> **What needs to be done**
Could you output the whole listing exactly as it stands, minus any images?

※

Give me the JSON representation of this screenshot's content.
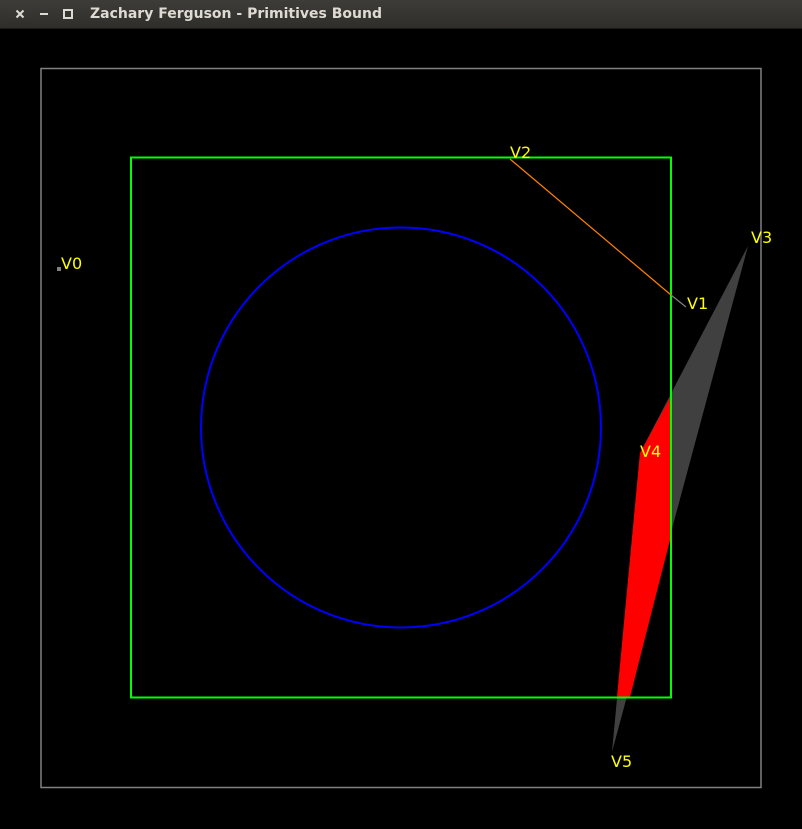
{
  "window": {
    "title": "Zachary Ferguson - Primitives Bound",
    "controls": {
      "close_icon": "close-icon",
      "minimize_icon": "minimize-icon",
      "maximize_icon": "maximize-icon"
    }
  },
  "scene": {
    "background_color": "#000000",
    "outer_bound_color": "#808080",
    "square_color": "#00ff00",
    "circle_color": "#0000ff",
    "line_color": "#ff8000",
    "triangle_color": "#404040",
    "clipped_fill_color": "#ff0000",
    "point_color": "#808080",
    "label_color": "#ffff00",
    "vertices": [
      "V0",
      "V1",
      "V2",
      "V3",
      "V4",
      "V5"
    ]
  }
}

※

> **Answer below**
Give me the JSON representation of this screenshot's content.
{
  "window": {
    "title": "Zachary Ferguson - Primitives Bound",
    "controls": {
      "close_icon": "close-icon",
      "minimize_icon": "minimize-icon",
      "maximize_icon": "maximize-icon"
    }
  },
  "scene": {
    "background_color": "#000000",
    "outer_bound_color": "#808080",
    "square_color": "#00ff00",
    "circle_color": "#0000ff",
    "line_color": "#ff8000",
    "triangle_color": "#404040",
    "clipped_fill_color": "#ff0000",
    "point_color": "#808080",
    "label_color": "#ffff00",
    "vertices": [
      "V0",
      "V1",
      "V2",
      "V3",
      "V4",
      "V5"
    ]
  }
}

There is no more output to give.